  8. Arora S, Balasubramaniam S, Zhang H, Berman T, et al. FDA approval summary: Olaparib monotherapy or in combination with bevacizumab for the maintenance treatment of patients with advanced ovarian cancer. The Oncologist. 2020;26(1). 
  9. Slater H. FDA approves expanded Olaparib indication to include combination with bevacizumab [Internet]. Cancer Network. Cancer Network; 2020. Available from:

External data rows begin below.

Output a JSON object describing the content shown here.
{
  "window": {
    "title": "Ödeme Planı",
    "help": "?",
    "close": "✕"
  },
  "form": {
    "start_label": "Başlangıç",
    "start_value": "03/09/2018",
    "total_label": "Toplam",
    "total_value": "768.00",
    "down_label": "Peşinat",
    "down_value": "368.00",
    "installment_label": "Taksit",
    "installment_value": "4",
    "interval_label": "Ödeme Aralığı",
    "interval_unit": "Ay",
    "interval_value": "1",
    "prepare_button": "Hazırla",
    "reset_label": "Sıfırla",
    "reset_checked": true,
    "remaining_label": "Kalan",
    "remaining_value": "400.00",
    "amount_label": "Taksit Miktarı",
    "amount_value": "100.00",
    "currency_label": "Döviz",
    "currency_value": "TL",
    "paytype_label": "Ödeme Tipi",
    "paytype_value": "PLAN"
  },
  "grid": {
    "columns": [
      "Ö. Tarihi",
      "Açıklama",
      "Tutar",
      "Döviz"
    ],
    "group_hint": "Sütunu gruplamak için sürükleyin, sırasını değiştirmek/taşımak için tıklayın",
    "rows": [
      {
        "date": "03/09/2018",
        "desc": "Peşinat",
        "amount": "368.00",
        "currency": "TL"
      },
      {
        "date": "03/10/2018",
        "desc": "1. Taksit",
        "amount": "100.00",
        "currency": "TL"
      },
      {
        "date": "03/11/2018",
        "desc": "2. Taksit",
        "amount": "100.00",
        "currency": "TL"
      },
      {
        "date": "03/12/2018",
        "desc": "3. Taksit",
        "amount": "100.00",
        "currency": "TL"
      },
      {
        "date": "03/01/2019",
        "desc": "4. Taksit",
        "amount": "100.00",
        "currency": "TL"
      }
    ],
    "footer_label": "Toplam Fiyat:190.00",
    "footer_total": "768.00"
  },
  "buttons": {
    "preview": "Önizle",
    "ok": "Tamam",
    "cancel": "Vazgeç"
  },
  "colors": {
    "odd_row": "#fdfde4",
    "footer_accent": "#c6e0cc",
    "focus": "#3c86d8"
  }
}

  10. DiSilvestro P, Banerjee S, Colombo N, et al. 517o overall survival (OS) at 7-year (y) follow-up (F/U) in patients (PTS) with newly diagnosed advanced ovarian cancer (OC) and a BRCA mutation (brcam) who received maintenance Olaparib in the solo1/gog-3004 trial. Annals of Oncology. 2022;33. 
  11. Ray-Coquard IL, Leary A, Pignata S, et al. LBA29 final overall survival (OS) results from the phase III paola-1/ENGOT-OV25 trial evaluating Maintenance Olaparib (OLA) plus bevacizumab (BEV) in patients (PTS) with newly diagnosed Advanced ovarian cancer (AOC). Annals of Oncology. 2022;33. 

Written by Ellie Jackson